2x2x2x...x2= $2^n$ possibilities. Hence, RHS=LHS.

2. Originally Posted by Chris11
Hey guys, I just learned about combinatorical style proofs. Anyways, I was wondering if you could just tell me if the following proof of mine is acceptable.

Claim: $n\choose 0$ + $n\choose 1$+...+ $n\choose n$= $2^n$

Proof. The left hand side and the right hand side count the number of subsets of an n element set. We need to show that the RHS is equilivent to the LHS. We do this as follows. Take an arbitrary subset of the n element set.
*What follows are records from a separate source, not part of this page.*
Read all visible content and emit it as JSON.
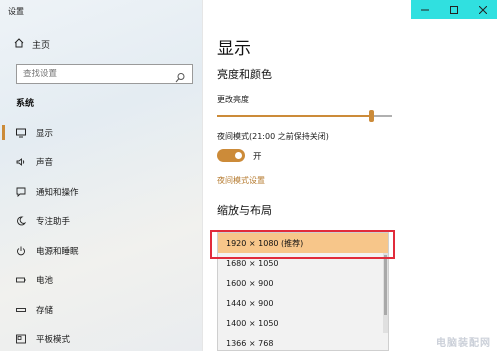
{
  "app": {
    "title": "设置"
  },
  "sidebar": {
    "home_label": "主页",
    "search_placeholder": "查找设置",
    "section_label": "系统",
    "items": [
      {
        "label": "显示",
        "icon": "monitor-icon",
        "active": true
      },
      {
        "label": "声音",
        "icon": "speaker-icon"
      },
      {
        "label": "通知和操作",
        "icon": "message-icon"
      },
      {
        "label": "专注助手",
        "icon": "moon-icon"
      },
      {
        "label": "电源和睡眠",
        "icon": "power-icon"
      },
      {
        "label": "电池",
        "icon": "battery-icon"
      },
      {
        "label": "存储",
        "icon": "storage-icon"
      },
      {
        "label": "平板模式",
        "icon": "tablet-icon"
      }
    ]
  },
  "window_controls": {
    "minimize": "—",
    "maximize": "☐",
    "close": "✕"
  },
  "main": {
    "title": "显示",
    "brightness_section": "亮度和颜色",
    "brightness_label": "更改亮度",
    "brightness_value": 88,
    "night_mode_label": "夜间模式(21:00 之前保持关闭)",
    "night_mode_state": "开",
    "night_mode_link": "夜间模式设置",
    "scale_section": "缩放与布局",
    "resolution_options": [
      {
        "label": "1920 × 1080 (推荐)",
        "selected": true
      },
      {
        "label": "1680 × 1050"
      },
      {
        "label": "1600 × 900"
      },
      {
        "label": "1440 × 900"
      },
      {
        "label": "1400 × 1050"
      },
      {
        "label": "1366 × 768"
      }
    ]
  },
  "colors": {
    "accent": "#cc8b39",
    "selected_bg": "#f7c68a",
    "highlight_border": "#e12b3b",
    "titlebar": "#30e0e0"
  },
  "watermark": "电脑装配网"
}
We need to determine whether or not each element of the n set is in this subset. This gives us
2x2x2x...x2= $2^n$ possibilities. Hence, RHS=LHS.
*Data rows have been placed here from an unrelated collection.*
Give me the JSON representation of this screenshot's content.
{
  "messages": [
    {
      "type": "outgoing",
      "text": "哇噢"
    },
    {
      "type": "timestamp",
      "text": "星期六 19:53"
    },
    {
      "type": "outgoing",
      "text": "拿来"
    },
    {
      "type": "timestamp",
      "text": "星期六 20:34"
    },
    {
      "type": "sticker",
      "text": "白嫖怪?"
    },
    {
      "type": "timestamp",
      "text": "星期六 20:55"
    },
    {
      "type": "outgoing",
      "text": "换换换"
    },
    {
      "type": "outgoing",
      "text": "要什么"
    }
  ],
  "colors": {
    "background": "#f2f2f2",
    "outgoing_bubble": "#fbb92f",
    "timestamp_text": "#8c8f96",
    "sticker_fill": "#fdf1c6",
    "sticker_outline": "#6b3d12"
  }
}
I can't see how you think the above proves anything...The easiest way to prove it is algebraically: $2^n=(1+1)^n=\sum\limits^n_{k=0}\binom{n}{k}1^k1^{n-k}$

Tonio

3. @Tonio - I think what OP was looking for is a combinatorial proof - i.e. an argument to show that LHS and RHS count the same set and hence are equal.

@OP - You idea seems correct to me - just that you need to state is more clearly. For e.g. find out number of subsets of a set with 'n' elements. So there are two ways to do this, so on.....

4. Originally Posted by Chris11
Hey guys, I just learned about combinatorical style proofs. Anyways, I was wondering if you could just tell me if the following proof of mine is acceptable.

Claim: $n\choose 0$ + $n\choose 1$+...+ $n\choose n$= $2^n$

Proof. The left hand side and the right hand side count the number of subsets of an n element set. We need to show that the RHS is equilivent to the LHS. We do this as follows. Take an arbitrary subset of the n element set. We need to determine whether or not each element of the n set is in this subset. This gives us
2x2x2x...x2= $2^n$ possibilities. Hence, RHS=LHS.
The left hand side counts the number of 0 element subsets of n + the number of 1 element subsets of n + ... + the number of n element subsets of n. This is the same as counting the elements of the power set of n which is known to be $2^n$.